**What is required:** Lines that contain the string "true" are the ones to list; copy all of them from the records.

Website and app data records
• • •

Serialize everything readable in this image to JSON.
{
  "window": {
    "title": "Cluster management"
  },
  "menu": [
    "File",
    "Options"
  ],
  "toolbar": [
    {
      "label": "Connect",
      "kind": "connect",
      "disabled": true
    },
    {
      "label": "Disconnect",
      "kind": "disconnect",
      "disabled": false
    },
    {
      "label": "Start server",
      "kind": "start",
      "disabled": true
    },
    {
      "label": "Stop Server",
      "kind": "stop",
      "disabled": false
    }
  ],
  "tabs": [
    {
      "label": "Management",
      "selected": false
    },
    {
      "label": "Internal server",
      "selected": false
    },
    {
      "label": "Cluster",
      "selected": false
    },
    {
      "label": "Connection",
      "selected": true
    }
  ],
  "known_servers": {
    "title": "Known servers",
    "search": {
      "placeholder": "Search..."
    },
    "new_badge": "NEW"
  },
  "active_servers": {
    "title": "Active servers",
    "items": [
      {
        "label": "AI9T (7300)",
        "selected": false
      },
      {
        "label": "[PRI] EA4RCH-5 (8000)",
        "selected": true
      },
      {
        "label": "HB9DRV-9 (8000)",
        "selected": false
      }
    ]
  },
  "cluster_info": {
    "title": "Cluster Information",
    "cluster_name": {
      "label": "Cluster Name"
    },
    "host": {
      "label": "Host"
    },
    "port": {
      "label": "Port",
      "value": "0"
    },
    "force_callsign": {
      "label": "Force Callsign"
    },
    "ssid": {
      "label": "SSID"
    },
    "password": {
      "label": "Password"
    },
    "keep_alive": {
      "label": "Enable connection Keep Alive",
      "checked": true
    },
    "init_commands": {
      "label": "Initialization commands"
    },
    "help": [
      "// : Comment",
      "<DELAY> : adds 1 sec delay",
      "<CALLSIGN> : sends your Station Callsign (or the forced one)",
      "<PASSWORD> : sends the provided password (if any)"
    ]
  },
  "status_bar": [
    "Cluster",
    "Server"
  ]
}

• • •

**Expected answer:**
      "disabled": true
      "disabled": true
      "selected": true
        "selected": true
      "checked": true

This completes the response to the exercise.